‘Medusa’ from Spreading the Disease, released back in 1985 is a particularly special blast from the past for Joey Belladonna as he explains: “This is from a special album, it’s special to me at least as it was my first Anthrax recording.” And he prompltly knocks it out of the park like it was yesterday, swathed in green lights, prowling across every inch of the stage, taking in every moment and every movement of the crowd, and judging from the smile on his face, he is loving every second of it.
Scott takes a moment to introduce the next tune, and to his recollection he doesn’t think that Anthrax have actually played this next song in Leeds before, but he explains he could be wrong: “It’s been a long career and I can’t remember everything, so no doubt I’ll check the internet afterwards and you’ll all tell me I’m wrong.”
Only released in 1993 from The Sound Of White Noise album, the vocals provided by John Bush again show the band’s diversity, whilst still retaining their original sounds. Metallica frontman James Hetfield called it “a perfect song” and I would have to agree with him. Another masterpiece, and it sounds even better with the line up they have tonight.

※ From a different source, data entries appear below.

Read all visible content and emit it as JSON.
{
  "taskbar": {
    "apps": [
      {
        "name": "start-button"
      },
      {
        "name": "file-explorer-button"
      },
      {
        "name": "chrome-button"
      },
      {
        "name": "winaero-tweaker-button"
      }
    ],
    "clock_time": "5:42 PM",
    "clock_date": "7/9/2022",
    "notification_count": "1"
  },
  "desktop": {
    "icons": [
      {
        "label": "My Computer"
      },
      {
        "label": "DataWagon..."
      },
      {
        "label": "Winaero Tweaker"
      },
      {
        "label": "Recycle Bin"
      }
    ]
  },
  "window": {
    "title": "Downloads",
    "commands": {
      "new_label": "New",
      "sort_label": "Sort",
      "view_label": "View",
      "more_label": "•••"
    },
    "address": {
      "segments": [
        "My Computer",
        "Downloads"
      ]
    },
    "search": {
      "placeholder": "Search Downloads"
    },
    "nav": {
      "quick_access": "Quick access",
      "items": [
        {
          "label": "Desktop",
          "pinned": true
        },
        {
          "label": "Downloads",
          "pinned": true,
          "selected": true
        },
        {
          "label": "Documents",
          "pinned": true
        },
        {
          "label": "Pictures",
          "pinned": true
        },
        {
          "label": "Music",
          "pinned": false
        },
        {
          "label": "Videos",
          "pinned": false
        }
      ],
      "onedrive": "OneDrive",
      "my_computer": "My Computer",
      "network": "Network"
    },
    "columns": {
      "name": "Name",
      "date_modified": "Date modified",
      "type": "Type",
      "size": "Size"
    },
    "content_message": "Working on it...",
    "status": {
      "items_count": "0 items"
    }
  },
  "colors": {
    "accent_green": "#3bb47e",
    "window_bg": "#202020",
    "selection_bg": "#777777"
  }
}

Starting with a fusillade of drums from the extremely talented Charlie Benante, which hit every intended target, the entire building was shaking, and as soon as the rest of the band unleashed their onslaught of guitars and bass, to a stomping charge around the stage, the entire crowd was just going full throttle.
Whilst Joey takes a short break, Scott and Bello take the vocals for the next offering from the 1991 compilation album Attack Of The Killer B’s. The cover of Public Enemy’s ‘Bring The Noise’ is definitely one of my all time favourites, and even without the awesome Chuck D, this just rocked the biggest smile on everyone’s faces, and I swear they just keep getting louder and louder.
‘Indians’, an Anthrax set list regular, sees Belladonna stride back on stage and take the mic, to deliver a lyrically charged and cleverly crafted song. Rhythmically hypnotising guitar work from Jon Donais and Scott Ian, and a bassline which keeps up such a throbbing intensity throughout the whole song, you almost feel like you are going to explode.
The guys don’t miss a beat and go straight into the encore, starting with one of the most famous Anthrax intros ever, with a slaughtering bassline from Frank Bello, and the marauding punk riffs to accompany it, this Joe Jackson cover, ‘Got The Time’, sees Scott encourage the crowd to give it their all, whether it be a circle pit, or crowd surfing, or ‘Whatever the f*ck you wanna do!” There was definitely some seismic tremors occurring in the O2, and although the staff did a great job keeping most people relatively safe, I don’t think they were quite ready for Anthrax fans.
Last song of the night is ‘Efilnikufesin (N.F.L.)’ which was written about actor John Belushi, who died of a drug overdose on March 5, 1982, and is filled with audience participation from beginning to end, with deafening vocals screamed from every lung.
The guys all gather to greet their sweaty mass of fans at the front of stage and thank everyone for coming out, assuring us all they will be back as soon as possible with some new material coming too, before the familiar sounds of Ronnie James Dio ring out across the speakers, with the Rainbow classic ‘Long Live Rock And Roll’, as they animatedly leave the stage, clearly having enjoyed the set.
You can say what you like about Anthrax, but not only have they remained true to themselves all these years, they have also remained loyal to their fan base, and tonight they proved why they are still top of their game, forty years on.